_THE PROBLEM_. Return every entry exactly.

[Data about app and page elements]
════════════════

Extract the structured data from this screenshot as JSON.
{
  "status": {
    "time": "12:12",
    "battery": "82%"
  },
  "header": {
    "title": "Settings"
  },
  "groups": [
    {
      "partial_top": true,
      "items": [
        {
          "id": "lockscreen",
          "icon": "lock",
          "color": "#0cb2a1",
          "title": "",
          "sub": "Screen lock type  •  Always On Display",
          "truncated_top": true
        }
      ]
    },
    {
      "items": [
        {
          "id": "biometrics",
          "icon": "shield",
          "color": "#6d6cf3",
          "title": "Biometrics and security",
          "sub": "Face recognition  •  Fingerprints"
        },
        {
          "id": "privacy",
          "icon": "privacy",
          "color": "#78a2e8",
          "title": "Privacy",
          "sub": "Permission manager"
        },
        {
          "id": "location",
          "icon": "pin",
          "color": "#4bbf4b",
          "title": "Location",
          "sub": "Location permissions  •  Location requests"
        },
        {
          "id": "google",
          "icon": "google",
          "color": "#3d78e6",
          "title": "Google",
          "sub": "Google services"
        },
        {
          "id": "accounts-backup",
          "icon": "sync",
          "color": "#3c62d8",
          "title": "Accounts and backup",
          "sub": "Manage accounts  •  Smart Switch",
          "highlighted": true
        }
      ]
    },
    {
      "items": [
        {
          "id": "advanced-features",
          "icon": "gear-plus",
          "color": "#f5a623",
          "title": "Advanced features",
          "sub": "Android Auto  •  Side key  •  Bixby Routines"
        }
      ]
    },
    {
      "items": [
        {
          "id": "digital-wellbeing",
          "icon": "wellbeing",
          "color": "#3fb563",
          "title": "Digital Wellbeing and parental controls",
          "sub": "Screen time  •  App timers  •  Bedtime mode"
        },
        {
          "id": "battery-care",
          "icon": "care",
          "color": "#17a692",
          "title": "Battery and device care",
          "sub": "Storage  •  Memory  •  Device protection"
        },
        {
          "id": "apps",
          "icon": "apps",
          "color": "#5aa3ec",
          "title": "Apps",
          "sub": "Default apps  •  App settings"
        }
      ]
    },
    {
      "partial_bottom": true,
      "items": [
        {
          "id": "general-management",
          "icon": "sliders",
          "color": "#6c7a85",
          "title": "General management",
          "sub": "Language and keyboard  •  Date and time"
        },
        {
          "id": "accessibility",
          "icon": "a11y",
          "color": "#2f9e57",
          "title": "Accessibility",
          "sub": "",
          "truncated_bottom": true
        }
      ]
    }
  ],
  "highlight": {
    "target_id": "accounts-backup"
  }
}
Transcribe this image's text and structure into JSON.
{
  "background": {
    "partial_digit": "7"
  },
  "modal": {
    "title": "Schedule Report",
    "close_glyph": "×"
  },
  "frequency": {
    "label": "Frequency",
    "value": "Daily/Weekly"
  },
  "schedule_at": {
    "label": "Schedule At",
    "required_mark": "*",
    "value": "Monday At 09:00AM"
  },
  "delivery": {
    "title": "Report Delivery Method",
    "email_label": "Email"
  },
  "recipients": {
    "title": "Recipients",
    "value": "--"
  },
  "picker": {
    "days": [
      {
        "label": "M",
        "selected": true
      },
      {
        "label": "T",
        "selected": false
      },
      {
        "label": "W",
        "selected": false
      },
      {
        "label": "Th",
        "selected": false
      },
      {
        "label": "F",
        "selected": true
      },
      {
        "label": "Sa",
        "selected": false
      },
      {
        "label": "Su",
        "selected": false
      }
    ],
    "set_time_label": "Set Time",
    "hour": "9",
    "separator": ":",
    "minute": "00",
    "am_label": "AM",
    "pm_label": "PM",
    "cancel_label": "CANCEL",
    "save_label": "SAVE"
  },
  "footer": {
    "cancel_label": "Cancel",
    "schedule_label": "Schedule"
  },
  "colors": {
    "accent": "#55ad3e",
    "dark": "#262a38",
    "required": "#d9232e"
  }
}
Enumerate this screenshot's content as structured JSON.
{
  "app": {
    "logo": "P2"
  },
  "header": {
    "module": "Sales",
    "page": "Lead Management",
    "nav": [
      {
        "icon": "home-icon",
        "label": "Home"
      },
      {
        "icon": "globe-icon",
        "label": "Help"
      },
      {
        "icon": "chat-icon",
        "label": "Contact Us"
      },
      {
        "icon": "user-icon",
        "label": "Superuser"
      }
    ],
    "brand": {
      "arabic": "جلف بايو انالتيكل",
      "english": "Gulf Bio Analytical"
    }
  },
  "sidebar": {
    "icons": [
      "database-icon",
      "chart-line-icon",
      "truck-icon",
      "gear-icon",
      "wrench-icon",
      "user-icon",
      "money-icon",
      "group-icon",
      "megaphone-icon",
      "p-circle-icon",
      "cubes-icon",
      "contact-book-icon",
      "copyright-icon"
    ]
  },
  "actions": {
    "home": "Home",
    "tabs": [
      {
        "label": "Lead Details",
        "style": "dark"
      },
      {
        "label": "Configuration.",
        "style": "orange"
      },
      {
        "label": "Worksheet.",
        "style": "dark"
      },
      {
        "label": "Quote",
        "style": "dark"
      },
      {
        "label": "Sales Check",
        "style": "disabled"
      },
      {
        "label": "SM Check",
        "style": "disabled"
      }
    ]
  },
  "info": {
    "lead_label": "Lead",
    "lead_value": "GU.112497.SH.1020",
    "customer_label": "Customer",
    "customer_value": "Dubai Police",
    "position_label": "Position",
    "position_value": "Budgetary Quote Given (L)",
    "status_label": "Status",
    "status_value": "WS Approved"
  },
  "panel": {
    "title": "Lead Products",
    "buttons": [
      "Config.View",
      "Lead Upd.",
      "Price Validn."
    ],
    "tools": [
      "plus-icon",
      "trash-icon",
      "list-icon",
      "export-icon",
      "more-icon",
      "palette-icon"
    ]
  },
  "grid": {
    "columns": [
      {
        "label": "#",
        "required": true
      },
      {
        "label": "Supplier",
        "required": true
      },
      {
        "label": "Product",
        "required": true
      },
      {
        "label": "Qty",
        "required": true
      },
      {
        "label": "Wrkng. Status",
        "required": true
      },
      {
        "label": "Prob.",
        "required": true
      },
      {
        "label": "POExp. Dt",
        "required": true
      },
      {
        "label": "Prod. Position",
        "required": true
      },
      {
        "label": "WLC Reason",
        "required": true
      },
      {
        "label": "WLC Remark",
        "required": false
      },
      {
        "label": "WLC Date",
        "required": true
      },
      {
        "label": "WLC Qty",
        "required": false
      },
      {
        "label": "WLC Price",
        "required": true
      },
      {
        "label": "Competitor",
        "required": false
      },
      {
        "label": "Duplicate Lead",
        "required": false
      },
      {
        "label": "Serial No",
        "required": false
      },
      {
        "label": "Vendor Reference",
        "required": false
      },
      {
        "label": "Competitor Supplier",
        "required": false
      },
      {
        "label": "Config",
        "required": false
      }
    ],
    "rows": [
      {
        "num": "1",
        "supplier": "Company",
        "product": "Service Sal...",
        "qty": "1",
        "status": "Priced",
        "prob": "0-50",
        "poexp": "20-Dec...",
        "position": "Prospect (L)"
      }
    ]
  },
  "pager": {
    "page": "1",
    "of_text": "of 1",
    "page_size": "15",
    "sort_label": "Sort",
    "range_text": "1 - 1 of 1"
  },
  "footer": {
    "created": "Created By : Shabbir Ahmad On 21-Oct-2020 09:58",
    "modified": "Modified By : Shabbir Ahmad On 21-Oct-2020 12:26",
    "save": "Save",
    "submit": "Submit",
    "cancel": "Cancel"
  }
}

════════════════

_RESULT OF THIS TASK_.
Extract the structured data from this screenshot as JSON.
{
  "status": {
    "time": "12:12",
    "battery": "82%"
  },
  "header": {
    "title": "Settings"
  },
  "groups": [
    {
      "partial_top": true,
      "items": [
        {
          "id": "lockscreen",
          "icon": "lock",
          "color": "#0cb2a1",
          "title": "",
          "sub": "Screen lock type  •  Always On Display",
          "truncated_top": true
        }
      ]
    },
    {
      "items": [
        {
          "id": "biometrics",
          "icon": "shield",
          "color": "#6d6cf3",
          "title": "Biometrics and security",
          "sub": "Face recognition  •  Fingerprints"
        },
        {
          "id": "privacy",
          "icon": "privacy",
          "color": "#78a2e8",
          "title": "Privacy",
          "sub": "Permission manager"
        },
        {
          "id": "location",
          "icon": "pin",
          "color": "#4bbf4b",
          "title": "Location",
          "sub": "Location permissions  •  Location requests"
        },
        {
          "id": "google",
          "icon": "google",
          "color": "#3d78e6",
          "title": "Google",
          "sub": "Google services"
        },
        {
          "id": "accounts-backup",
          "icon": "sync",
          "color": "#3c62d8",
          "title": "Accounts and backup",
          "sub": "Manage accounts  •  Smart Switch",
          "highlighted": true
        }
      ]
    },
    {
      "items": [
        {
          "id": "advanced-features",
          "icon": "gear-plus",
          "color": "#f5a623",
          "title": "Advanced features",
          "sub": "Android Auto  •  Side key  •  Bixby Routines"
        }
      ]
    },
    {
      "items": [
        {
          "id": "digital-wellbeing",
          "icon": "wellbeing",
          "color": "#3fb563",
          "title": "Digital Wellbeing and parental controls",
          "sub": "Screen time  •  App timers  •  Bedtime mode"
        },
        {
          "id": "battery-care",
          "icon": "care",
          "color": "#17a692",
          "title": "Battery and device care",
          "sub": "Storage  •  Memory  •  Device protection"
        },
        {
          "id": "apps",
          "icon": "apps",
          "color": "#5aa3ec",
          "title": "Apps",
          "sub": "Default apps  •  App settings"
        }
      ]
    },
    {
      "partial_bottom": true,
      "items": [
        {
          "id": "general-management",
          "icon": "sliders",
          "color": "#6c7a85",
          "title": "General management",
          "sub": "Language and keyboard  •  Date and time"
        },
        {
          "id": "accessibility",
          "icon": "a11y",
          "color": "#2f9e57",
          "title": "Accessibility",
          "sub": "",
          "truncated_bottom": true
        }
      ]
    }
  ],
  "highlight": {
    "target_id": "accounts-backup"
  }
}
Transcribe this image's text and structure into JSON.
{
  "background": {
    "partial_digit": "7"
  },
  "modal": {
    "title": "Schedule Report",
    "close_glyph": "×"
  },
  "frequency": {
    "label": "Frequency",
    "value": "Daily/Weekly"
  },
  "schedule_at": {
    "label": "Schedule At",
    "required_mark": "*",
    "value": "Monday At 09:00AM"
  },
  "delivery": {
    "title": "Report Delivery Method",
    "email_label": "Email"
  },
  "recipients": {
    "title": "Recipients",
    "value": "--"
  },
  "picker": {
    "days": [
      {
        "label": "M",
        "selected": true
      },
      {
        "label": "T",
        "selected": false
      },
      {
        "label": "W",
        "selected": false
      },
      {
        "label": "Th",
        "selected": false
      },
      {
        "label": "F",
        "selected": true
      },
      {
        "label": "Sa",
        "selected": false
      },
      {
        "label": "Su",
        "selected": false
      }
    ],
    "set_time_label": "Set Time",
    "hour": "9",
    "separator": ":",
    "minute": "00",
    "am_label": "AM",
    "pm_label": "PM",
    "cancel_label": "CANCEL",
    "save_label": "SAVE"
  },
  "footer": {
    "cancel_label": "Cancel",
    "schedule_label": "Schedule"
  },
  "colors": {
    "accent": "#55ad3e",
    "dark": "#262a38",
    "required": "#d9232e"
  }
}
Enumerate this screenshot's content as structured JSON.
{
  "app": {
    "logo": "P2"
  },
  "header": {
    "module": "Sales",
    "page": "Lead Management",
    "nav": [
      {
        "icon": "home-icon",
        "label": "Home"
      },
      {
        "icon": "globe-icon",
        "label": "Help"
      },
      {
        "icon": "chat-icon",
        "label": "Contact Us"
      },
      {
        "icon": "user-icon",
        "label": "Superuser"
      }
    ],
    "brand": {
      "arabic": "جلف بايو انالتيكل",
      "english": "Gulf Bio Analytical"
    }
  },
  "sidebar": {
    "icons": [
      "database-icon",
      "chart-line-icon",
      "truck-icon",
      "gear-icon",
      "wrench-icon",
      "user-icon",
      "money-icon",
      "group-icon",
      "megaphone-icon",
      "p-circle-icon",
      "cubes-icon",
      "contact-book-icon",
      "copyright-icon"
    ]
  },
  "actions": {
    "home": "Home",
    "tabs": [
      {
        "label": "Lead Details",
        "style": "dark"
      },
      {
        "label": "Configuration.",
        "style": "orange"
      },
      {
        "label": "Worksheet.",
        "style": "dark"
      },
      {
        "label": "Quote",
        "style": "dark"
      },
      {
        "label": "Sales Check",
        "style": "disabled"
      },
      {
        "label": "SM Check",
        "style": "disabled"
      }
    ]
  },
  "info": {
    "lead_label": "Lead",
    "lead_value": "GU.112497.SH.1020",
    "customer_label": "Customer",
    "customer_value": "Dubai Police",
    "position_label": "Position",
    "position_value": "Budgetary Quote Given (L)",
    "status_label": "Status",
    "status_value": "WS Approved"
  },
  "panel": {
    "title": "Lead Products",
    "buttons": [
      "Config.View",
      "Lead Upd.",
      "Price Validn."
    ],
    "tools": [
      "plus-icon",
      "trash-icon",
      "list-icon",
      "export-icon",
      "more-icon",
      "palette-icon"
    ]
  },
  "grid": {
    "columns": [
      {
        "label": "#",
        "required": true
      },
      {
        "label": "Supplier",
        "required": true
      },
      {
        "label": "Product",
        "required": true
      },
      {
        "label": "Qty",
        "required": true
      },
      {
        "label": "Wrkng. Status",
        "required": true
      },
      {
        "label": "Prob.",
        "required": true
      },
      {
        "label": "POExp. Dt",
        "required": true
      },
      {
        "label": "Prod. Position",
        "required": true
      },
      {
        "label": "WLC Reason",
        "required": true
      },
      {
        "label": "WLC Remark",
        "required": false
      },
      {
        "label": "WLC Date",
        "required": true
      },
      {
        "label": "WLC Qty",
        "required": false
      },
      {
        "label": "WLC Price",
        "required": true
      },
      {
        "label": "Competitor",
        "required": false
      },
      {
        "label": "Duplicate Lead",
        "required": false
      },
      {
        "label": "Serial No",
        "required": false
      },
      {
        "label": "Vendor Reference",
        "required": false
      },
      {
        "label": "Competitor Supplier",
        "required": false
      },
      {
        "label": "Config",
        "required": false
      }
    ],
    "rows": [
      {
        "num": "1",
        "supplier": "Company",
        "product": "Service Sal...",
        "qty": "1",
        "status": "Priced",
        "prob": "0-50",
        "poexp": "20-Dec...",
        "position": "Prospect (L)"
      }
    ]
  },
  "pager": {
    "page": "1",
    "of_text": "of 1",
    "page_size": "15",
    "sort_label": "Sort",
    "range_text": "1 - 1 of 1"
  },
  "footer": {
    "created": "Created By : Shabbir Ahmad On 21-Oct-2020 09:58",
    "modified": "Modified By : Shabbir Ahmad On 21-Oct-2020 12:26",
    "save": "Save",
    "submit": "Submit",
    "cancel": "Cancel"
  }
}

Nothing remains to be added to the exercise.